● Work required
Each line of the data holding "Read" should be found and copied.

(Collected data entries)

*-*-*

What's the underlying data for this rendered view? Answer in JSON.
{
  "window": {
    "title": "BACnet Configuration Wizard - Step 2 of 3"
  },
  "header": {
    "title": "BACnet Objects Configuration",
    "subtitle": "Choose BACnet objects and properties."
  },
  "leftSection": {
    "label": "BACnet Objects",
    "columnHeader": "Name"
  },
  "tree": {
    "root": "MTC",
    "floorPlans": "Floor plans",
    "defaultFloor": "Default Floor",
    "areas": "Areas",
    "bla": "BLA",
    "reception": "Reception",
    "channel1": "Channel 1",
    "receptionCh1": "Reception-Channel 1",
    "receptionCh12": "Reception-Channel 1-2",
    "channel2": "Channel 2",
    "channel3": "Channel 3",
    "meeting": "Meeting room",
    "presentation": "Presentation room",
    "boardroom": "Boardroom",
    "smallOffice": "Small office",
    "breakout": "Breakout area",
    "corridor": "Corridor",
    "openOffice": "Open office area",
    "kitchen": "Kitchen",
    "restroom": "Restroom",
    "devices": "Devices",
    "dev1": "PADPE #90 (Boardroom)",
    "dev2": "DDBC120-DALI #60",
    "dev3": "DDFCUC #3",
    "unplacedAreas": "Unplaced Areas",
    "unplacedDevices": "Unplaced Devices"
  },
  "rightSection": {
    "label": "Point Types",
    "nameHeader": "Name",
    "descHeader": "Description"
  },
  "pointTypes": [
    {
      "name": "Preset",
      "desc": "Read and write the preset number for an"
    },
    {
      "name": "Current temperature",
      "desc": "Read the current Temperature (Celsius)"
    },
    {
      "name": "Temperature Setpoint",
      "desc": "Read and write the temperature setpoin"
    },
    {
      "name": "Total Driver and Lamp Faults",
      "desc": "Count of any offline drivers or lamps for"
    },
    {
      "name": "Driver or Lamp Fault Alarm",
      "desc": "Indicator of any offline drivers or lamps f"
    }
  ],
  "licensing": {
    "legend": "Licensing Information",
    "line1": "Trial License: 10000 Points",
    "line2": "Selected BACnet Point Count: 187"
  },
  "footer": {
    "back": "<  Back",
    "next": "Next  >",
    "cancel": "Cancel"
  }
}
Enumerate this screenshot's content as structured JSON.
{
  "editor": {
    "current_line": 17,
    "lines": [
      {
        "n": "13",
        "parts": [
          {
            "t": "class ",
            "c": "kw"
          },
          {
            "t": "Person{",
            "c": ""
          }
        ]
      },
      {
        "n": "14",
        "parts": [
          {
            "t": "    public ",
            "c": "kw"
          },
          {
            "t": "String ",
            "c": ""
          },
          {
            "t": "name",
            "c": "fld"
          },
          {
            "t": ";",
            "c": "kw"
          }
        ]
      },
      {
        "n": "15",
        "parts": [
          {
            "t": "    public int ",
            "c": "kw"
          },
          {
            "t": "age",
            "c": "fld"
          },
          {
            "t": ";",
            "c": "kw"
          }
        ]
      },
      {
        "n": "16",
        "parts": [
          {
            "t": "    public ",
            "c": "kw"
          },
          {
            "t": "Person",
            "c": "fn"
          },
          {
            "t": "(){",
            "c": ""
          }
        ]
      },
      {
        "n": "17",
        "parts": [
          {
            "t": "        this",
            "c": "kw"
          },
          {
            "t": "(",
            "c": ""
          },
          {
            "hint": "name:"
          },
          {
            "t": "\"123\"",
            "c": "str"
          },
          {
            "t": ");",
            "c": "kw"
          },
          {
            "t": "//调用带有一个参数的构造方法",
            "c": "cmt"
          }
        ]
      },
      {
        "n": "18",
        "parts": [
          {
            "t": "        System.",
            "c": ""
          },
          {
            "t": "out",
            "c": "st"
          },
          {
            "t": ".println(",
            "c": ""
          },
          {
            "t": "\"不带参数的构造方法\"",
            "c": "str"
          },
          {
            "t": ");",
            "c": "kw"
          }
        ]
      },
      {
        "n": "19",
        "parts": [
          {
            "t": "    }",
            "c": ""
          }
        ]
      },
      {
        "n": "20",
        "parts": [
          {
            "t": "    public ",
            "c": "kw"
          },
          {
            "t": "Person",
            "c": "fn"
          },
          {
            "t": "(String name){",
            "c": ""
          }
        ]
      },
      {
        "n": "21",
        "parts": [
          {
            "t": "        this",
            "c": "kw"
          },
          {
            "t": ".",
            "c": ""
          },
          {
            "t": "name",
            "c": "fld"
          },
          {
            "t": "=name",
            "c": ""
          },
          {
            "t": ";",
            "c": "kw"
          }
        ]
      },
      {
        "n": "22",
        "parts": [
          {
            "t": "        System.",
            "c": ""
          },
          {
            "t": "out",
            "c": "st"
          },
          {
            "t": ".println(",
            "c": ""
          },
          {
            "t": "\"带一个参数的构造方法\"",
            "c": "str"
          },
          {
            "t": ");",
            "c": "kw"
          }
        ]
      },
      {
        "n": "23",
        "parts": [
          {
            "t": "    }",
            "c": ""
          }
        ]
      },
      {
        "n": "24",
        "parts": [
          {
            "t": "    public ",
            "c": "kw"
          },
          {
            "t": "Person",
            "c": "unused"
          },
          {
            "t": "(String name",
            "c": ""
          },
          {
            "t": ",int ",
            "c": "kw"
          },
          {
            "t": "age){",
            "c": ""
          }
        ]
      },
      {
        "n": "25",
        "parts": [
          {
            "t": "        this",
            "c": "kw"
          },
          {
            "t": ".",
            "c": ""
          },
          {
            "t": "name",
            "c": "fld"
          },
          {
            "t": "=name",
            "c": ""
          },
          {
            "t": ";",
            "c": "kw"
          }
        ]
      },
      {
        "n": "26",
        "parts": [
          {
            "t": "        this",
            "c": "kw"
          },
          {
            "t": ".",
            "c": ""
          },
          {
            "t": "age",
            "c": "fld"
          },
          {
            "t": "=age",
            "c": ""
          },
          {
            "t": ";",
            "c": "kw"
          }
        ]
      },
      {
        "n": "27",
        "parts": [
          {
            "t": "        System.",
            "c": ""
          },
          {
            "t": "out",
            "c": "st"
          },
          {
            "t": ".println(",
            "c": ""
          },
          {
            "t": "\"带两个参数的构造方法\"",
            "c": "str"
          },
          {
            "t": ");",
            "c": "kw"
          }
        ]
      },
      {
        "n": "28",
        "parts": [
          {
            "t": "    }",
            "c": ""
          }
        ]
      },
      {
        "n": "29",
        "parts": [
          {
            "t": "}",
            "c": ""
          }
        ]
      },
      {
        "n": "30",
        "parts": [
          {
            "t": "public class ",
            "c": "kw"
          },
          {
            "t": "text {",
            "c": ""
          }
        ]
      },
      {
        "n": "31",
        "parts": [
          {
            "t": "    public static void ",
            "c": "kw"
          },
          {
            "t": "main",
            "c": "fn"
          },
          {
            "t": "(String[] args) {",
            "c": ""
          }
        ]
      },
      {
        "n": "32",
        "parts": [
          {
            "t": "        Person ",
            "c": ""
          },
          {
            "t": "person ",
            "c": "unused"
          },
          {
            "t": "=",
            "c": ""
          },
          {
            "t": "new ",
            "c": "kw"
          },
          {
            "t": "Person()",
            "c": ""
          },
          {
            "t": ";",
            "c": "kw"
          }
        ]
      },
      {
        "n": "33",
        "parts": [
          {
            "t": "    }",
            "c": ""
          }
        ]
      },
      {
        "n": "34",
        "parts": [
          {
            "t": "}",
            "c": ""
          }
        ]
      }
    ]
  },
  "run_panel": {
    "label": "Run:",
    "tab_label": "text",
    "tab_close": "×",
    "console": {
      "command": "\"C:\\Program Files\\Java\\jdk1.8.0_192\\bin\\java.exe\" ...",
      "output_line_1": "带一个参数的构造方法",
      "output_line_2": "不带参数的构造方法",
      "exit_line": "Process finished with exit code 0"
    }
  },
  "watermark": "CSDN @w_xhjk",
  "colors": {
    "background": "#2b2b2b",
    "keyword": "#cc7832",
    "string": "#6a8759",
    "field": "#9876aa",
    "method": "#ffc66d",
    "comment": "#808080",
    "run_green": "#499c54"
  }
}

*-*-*

● Task answer
      "desc": "Read and write the preset number for an"
      "desc": "Read the current Temperature (Celsius)"
      "desc": "Read and write the temperature setpoin"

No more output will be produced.